ON THE COMPUTATIONAL COMPLEXITY OF MCMCBASED ESTIMATORS IN LARGE SAMPLES
"... In this paper we examine the implications of the statistical large sample theory for the computational complexity of Bayesian and quasiBayesian estimation carried out using Metropolis random walks. Our analysis is motivated by the LaplaceBernsteinVon Mises central limit theorem, which states that ..."
Abstract

Cited by 14 (3 self)
 Add to MetaCart
(Show Context)

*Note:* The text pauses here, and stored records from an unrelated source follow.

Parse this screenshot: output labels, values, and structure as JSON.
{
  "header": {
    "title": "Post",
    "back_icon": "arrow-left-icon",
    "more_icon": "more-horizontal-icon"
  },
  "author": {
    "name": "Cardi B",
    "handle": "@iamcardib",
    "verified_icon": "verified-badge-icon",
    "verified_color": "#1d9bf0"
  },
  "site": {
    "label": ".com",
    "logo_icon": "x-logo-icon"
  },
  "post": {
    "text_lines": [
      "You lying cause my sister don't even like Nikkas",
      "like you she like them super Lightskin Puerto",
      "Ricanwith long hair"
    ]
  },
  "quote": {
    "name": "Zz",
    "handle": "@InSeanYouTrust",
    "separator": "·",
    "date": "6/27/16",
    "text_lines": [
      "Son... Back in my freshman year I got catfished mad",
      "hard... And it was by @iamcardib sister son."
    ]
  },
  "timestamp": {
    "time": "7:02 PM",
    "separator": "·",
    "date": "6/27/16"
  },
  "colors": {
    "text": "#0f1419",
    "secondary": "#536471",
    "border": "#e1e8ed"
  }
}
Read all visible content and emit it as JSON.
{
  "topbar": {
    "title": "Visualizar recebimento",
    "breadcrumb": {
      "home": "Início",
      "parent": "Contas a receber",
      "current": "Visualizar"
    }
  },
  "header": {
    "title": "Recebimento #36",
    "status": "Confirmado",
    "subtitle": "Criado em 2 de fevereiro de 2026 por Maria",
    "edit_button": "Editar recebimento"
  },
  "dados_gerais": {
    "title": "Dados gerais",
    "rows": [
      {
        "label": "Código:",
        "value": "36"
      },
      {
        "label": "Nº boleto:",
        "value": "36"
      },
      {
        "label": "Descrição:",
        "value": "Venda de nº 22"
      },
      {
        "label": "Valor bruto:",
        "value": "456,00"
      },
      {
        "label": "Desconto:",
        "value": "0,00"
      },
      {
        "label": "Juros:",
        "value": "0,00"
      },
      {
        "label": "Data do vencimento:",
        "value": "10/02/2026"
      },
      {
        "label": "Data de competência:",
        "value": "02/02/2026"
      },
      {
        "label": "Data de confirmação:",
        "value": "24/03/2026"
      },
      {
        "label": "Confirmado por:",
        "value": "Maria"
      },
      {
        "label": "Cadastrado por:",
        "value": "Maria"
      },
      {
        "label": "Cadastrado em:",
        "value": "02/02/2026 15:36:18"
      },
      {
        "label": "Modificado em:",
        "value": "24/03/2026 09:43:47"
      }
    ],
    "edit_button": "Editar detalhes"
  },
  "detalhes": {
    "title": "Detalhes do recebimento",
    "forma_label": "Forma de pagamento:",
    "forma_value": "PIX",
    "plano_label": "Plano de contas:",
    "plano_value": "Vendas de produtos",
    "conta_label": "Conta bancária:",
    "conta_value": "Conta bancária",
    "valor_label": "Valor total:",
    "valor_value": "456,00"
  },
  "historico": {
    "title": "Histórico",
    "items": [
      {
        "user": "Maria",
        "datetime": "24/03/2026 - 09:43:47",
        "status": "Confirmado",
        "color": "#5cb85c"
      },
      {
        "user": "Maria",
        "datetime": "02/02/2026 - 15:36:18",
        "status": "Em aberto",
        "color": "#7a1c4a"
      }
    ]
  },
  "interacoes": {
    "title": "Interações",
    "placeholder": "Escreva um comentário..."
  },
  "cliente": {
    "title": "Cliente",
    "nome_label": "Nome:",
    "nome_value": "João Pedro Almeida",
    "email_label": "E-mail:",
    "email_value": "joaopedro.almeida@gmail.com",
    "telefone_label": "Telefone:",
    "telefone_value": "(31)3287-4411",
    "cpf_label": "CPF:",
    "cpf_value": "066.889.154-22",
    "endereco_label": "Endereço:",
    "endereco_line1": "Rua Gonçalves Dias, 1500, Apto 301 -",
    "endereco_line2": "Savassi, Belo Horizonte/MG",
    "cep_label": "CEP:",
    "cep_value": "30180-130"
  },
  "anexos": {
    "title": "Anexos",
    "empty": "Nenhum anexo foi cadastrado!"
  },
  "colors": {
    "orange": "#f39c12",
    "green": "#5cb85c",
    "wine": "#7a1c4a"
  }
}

In this paper we examine the implications of the statistical large sample theory for the computational complexity of Bayesian and quasiBayesian estimation carried out using Metropolis random walks. Our analysis is motivated by the LaplaceBernsteinVon Mises central limit theorem, which states that in large samples the posterior or quasiposterior approaches a normal density. Using this observation, we establish polynomial bounds on the computational complexity of general Metropolis random walks methods in large samples. Our analysis covers cases, where the underlying loglikelihood or extremum criterion function is possibly nonconcave, discontinuous, and of increasing dimension. However, the central limit theorem restricts the deviations from continuity and logconcavity of the loglikelihood or extremum criterion function in a very specific manner. Under minimal assumptions for the central limit theorem framework to hold, we show that the Metropolis algorithm is theoretically